Before they were really household names, Amy Adams and Emily Blunt played sisters in this delicate Sundance dramedy. Adams plays Rose, a house cleaner, and Blunt plays the sister that ends up having to work with her in a new field of cleaning up crime scenes. It’s a character-driven piece with great work from Adams, Blunt, Alan Arkin, and Steve Zahn.
Throw Momma From the Train
Danny DeVito directed this beloved riff on Strangers on a Train, and also stars as a schlub who has a problem in his awful mother, played unforgettably by Anne Ramsey. Billy Crystal plays the guy who agrees to perform the titular act of DeVito’s character will help similarly with his ex-wife.
Under the Silver Lake
A24 had no idea what to do with David Robert Mitchell’s follow-up to It Follows, holding it for almost a year after its Cannes premiere and then barely releasing it at all.
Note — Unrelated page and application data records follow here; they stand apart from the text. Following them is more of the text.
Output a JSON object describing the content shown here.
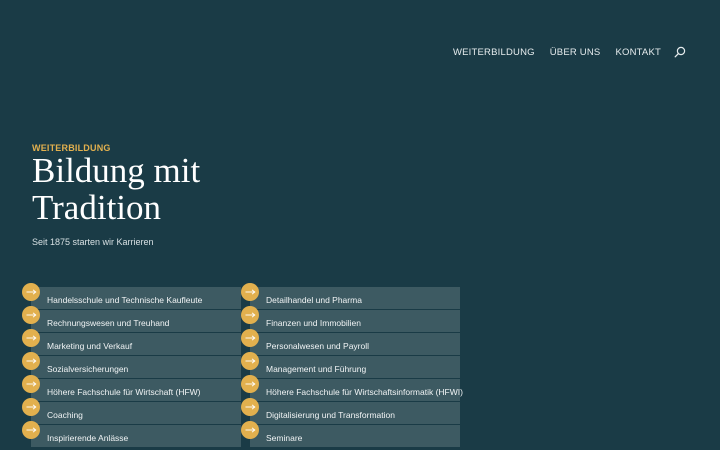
{
  "nav": {
    "items": [
      "WEITERBILDUNG",
      "ÜBER UNS",
      "KONTAKT"
    ]
  },
  "hero": {
    "eyebrow": "WEITERBILDUNG",
    "title_line1": "Bildung mit",
    "title_line2": "Tradition",
    "tagline": "Seit 1875 starten wir Karrieren"
  },
  "links_left": [
    "Handelsschule und Technische Kaufleute",
    "Rechnungswesen und Treuhand",
    "Marketing und Verkauf",
    "Sozialversicherungen",
    "Höhere Fachschule für Wirtschaft (HFW)",
    "Coaching",
    "Inspirierende Anlässe"
  ],
  "links_right": [
    "Detailhandel und Pharma",
    "Finanzen und Immobilien",
    "Personalwesen und Payroll",
    "Management und Führung",
    "Höhere Fachschule für Wirtschaftsinformatik (HFWI)",
    "Digitalisierung und Transformation",
    "Seminare"
  ],
  "colors": {
    "background": "#1a3b46",
    "accent": "#e2b04e",
    "row": "#3d5a62"
  },
  "icons": {
    "search": "search-icon",
    "arrow": "arrow-right-icon"
  }
}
The lack of exposure may explain how it snuck its way on to Amazon Prime already, but this film is developing a loyal following. It’s one of those movies that everyone will tell you they always loved in about a decade.
Up in the Air
One of the best midlife-crisis comedies of the modern era, this Oscar winner stars George Clooney as a man who has spent more time on airplanes than he has with his family. Clooney’s Ryan Bingham is a full-time “downsizer,” someone who essentially ruins lives everywhere he goes. Clooney does some of his best work here, matched by Vera Farmiga and a breakthrough performance from Anna Kendrick — all three were nominated for Oscars.
Wayne’s World 2
Seen as something of a bomb when it was released because it made a fraction of the original, this 1993 sequel has grown a loyal cult following over the years. It’s a wonderfully silly movie as Mike Myers and Dana Carvey lean into the more ridiculous aspects of their characters even more than the first movie. It’s just really hard not to love Wayne and Garth.